◆ MATERIAL FOR THIS TASK
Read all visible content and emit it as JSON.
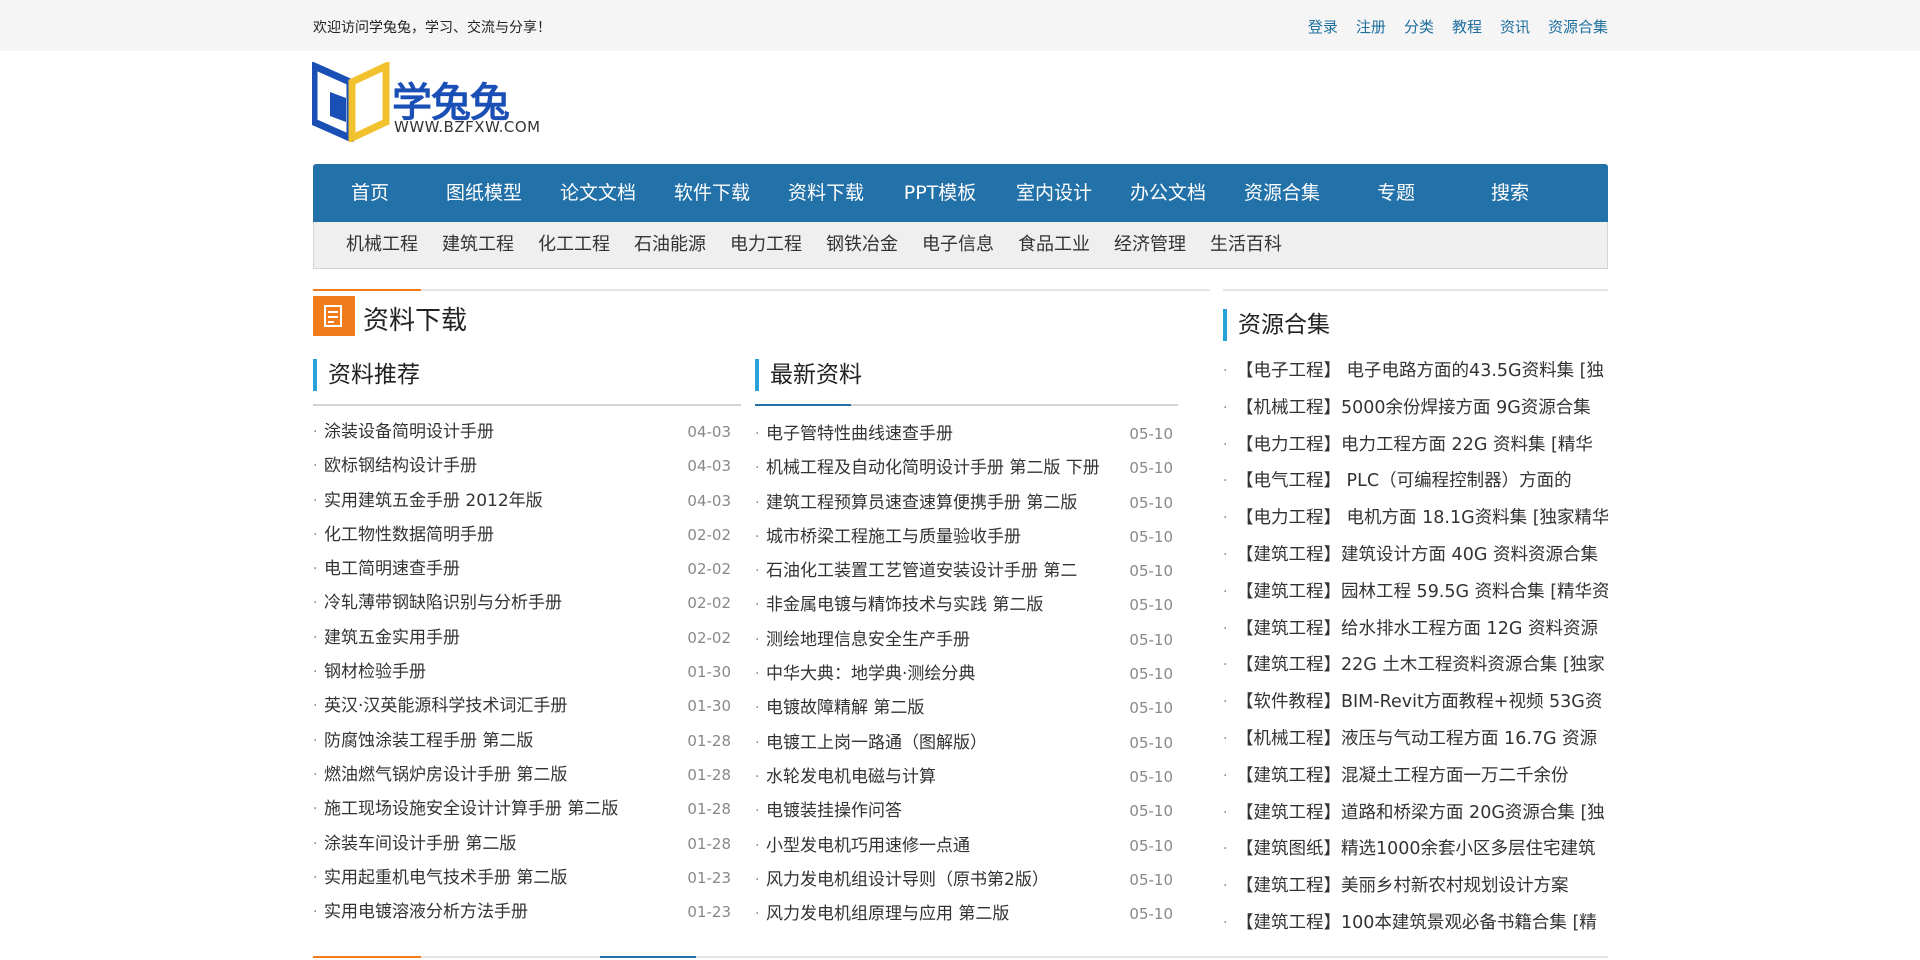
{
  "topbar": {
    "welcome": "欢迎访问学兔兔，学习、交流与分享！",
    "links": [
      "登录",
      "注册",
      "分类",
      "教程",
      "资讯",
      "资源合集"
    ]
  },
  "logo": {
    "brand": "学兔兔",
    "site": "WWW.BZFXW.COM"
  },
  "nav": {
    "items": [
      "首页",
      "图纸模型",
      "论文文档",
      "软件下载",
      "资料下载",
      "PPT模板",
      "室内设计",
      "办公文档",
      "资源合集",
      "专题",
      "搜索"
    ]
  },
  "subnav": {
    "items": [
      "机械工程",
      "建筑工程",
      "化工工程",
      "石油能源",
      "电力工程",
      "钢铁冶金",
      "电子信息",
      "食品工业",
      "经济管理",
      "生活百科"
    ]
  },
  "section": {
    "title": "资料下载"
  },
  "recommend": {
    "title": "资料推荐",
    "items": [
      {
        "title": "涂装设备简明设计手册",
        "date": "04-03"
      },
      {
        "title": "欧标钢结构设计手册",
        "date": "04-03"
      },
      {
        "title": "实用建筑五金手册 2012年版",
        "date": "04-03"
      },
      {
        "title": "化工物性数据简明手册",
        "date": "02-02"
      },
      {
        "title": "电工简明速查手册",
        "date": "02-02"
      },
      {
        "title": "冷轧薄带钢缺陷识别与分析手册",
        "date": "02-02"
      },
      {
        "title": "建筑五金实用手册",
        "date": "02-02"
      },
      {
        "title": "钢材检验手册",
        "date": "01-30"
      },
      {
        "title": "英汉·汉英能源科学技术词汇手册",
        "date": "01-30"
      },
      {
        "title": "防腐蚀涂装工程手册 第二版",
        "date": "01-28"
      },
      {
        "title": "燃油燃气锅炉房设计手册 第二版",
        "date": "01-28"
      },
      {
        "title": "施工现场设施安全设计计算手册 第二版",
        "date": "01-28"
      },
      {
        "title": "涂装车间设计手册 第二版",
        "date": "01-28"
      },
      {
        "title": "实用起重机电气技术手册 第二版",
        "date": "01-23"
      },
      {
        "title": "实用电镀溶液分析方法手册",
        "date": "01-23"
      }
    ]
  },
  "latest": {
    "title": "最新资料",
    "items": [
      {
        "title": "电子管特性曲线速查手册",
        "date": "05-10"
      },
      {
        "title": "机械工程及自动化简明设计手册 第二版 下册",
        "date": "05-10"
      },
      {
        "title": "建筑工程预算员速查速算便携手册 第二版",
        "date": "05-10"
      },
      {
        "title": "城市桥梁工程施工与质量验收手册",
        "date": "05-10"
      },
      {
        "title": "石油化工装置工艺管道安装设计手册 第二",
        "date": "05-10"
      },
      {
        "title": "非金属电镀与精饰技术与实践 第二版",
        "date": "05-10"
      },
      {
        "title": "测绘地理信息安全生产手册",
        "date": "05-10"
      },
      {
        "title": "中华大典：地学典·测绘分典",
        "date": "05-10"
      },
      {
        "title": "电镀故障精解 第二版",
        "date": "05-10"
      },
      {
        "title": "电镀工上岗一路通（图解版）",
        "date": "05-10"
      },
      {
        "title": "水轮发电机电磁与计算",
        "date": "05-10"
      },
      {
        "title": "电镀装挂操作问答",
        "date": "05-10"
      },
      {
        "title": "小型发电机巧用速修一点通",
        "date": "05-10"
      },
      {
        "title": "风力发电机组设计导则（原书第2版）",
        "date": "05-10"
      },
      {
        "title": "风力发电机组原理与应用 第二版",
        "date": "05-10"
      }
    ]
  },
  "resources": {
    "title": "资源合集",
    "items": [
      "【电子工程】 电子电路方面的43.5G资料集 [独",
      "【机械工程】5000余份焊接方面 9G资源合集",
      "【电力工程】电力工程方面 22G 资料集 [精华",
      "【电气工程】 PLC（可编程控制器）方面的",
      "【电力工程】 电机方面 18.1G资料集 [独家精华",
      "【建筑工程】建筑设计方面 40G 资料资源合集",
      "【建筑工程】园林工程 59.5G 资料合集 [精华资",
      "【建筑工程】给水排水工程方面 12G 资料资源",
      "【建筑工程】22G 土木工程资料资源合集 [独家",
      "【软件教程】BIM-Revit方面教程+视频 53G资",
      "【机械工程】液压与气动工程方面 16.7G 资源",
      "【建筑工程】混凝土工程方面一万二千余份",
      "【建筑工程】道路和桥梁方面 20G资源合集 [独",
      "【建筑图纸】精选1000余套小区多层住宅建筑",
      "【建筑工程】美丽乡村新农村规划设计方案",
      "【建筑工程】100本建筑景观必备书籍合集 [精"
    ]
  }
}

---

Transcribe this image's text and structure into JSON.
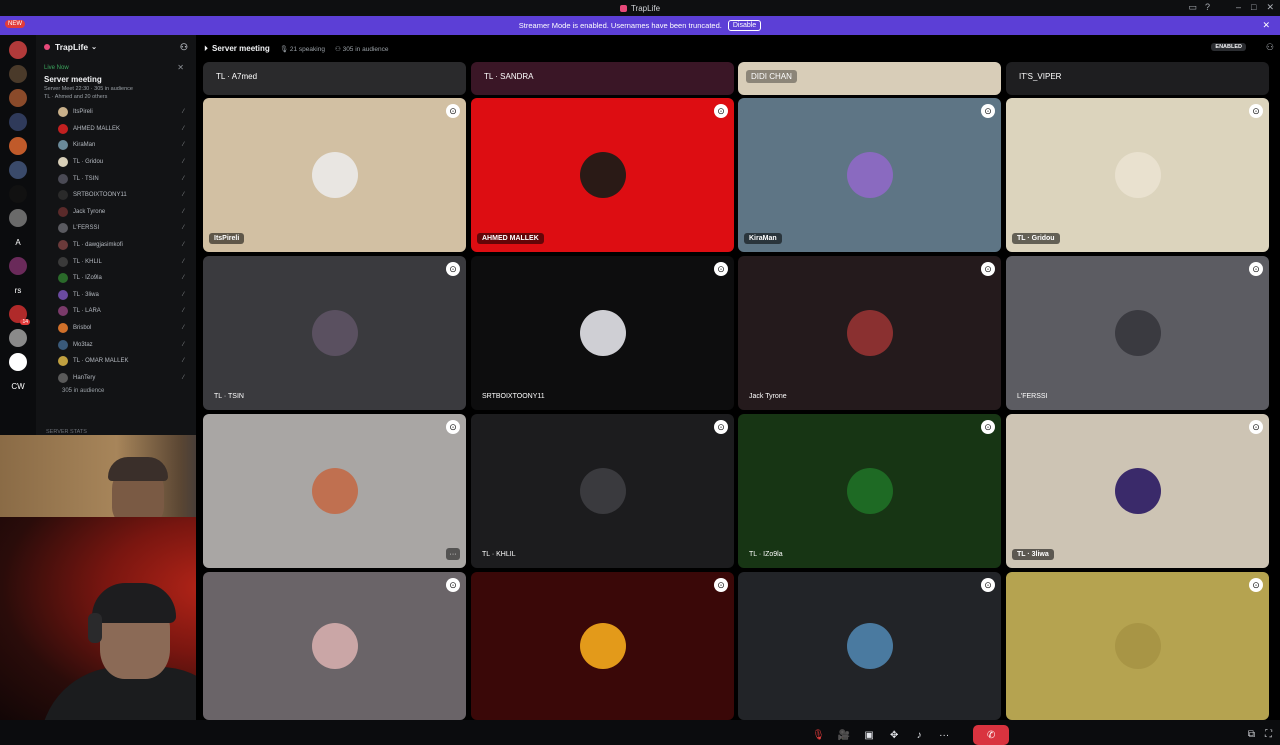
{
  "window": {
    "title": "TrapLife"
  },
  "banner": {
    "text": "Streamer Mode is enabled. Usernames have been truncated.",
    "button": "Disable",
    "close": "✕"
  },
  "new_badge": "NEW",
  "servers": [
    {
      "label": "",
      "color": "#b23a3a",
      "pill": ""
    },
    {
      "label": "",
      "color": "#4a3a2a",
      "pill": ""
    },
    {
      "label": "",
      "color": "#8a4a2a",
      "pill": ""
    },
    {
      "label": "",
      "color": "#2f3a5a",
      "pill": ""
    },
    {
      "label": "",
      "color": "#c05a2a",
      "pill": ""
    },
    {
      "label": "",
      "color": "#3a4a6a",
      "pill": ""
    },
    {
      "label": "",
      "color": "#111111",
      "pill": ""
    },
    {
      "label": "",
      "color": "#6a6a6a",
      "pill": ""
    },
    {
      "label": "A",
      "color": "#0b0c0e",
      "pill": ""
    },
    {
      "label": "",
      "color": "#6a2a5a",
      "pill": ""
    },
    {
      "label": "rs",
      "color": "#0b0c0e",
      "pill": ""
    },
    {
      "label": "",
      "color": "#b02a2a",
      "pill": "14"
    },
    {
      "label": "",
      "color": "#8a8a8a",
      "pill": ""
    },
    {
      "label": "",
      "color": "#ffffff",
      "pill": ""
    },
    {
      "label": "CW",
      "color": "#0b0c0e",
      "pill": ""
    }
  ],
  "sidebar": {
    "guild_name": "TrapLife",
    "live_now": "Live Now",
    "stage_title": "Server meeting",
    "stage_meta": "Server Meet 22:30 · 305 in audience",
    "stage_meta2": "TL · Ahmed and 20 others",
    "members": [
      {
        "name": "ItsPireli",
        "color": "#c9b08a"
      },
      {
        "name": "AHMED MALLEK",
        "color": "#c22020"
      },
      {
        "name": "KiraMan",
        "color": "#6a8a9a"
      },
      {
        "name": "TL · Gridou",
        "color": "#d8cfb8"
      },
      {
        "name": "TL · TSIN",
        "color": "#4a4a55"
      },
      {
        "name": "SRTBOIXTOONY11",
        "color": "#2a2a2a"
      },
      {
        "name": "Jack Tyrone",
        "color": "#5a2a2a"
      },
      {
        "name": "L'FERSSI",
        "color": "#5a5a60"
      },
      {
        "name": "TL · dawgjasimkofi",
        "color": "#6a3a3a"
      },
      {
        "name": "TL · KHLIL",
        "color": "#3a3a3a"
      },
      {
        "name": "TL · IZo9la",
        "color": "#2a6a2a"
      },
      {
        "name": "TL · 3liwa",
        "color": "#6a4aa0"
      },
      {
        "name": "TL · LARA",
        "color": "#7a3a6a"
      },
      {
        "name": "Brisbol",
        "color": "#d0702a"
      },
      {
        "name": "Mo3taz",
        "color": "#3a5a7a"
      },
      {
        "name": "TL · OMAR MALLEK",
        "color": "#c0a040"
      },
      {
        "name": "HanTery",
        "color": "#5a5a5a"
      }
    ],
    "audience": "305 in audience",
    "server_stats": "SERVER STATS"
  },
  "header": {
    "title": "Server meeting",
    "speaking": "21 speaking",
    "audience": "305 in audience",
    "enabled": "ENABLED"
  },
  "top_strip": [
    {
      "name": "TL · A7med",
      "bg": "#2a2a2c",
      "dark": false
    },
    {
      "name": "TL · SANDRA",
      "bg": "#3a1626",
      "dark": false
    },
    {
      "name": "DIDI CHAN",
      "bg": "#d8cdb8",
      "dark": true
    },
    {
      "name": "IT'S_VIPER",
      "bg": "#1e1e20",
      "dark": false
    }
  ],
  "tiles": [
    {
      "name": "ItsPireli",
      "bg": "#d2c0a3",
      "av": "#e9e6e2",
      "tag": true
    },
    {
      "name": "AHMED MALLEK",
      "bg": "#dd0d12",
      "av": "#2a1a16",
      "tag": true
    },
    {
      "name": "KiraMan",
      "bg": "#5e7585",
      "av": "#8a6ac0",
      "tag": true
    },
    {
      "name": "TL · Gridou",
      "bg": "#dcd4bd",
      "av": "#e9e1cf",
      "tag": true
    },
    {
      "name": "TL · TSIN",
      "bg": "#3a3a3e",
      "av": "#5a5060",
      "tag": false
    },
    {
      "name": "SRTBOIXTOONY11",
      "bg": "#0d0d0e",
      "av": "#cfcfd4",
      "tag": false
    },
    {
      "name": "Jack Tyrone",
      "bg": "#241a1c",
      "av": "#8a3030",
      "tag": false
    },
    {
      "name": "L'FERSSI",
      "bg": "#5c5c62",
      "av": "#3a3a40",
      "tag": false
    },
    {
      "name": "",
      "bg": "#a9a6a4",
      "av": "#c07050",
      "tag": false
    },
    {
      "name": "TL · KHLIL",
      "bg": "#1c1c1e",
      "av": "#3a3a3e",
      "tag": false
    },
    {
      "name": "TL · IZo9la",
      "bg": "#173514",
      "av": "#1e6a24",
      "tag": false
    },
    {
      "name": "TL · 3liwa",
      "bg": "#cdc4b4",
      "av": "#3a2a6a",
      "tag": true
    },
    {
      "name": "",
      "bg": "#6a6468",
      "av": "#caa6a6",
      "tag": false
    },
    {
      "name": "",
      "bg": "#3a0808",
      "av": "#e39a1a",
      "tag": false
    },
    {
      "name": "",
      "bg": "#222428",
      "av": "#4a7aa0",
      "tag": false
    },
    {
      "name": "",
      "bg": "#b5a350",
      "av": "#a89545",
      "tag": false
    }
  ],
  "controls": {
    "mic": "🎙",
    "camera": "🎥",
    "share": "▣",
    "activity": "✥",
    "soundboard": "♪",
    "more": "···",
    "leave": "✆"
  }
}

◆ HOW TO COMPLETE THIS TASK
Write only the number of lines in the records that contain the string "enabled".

◆ ANSWER SECTION
2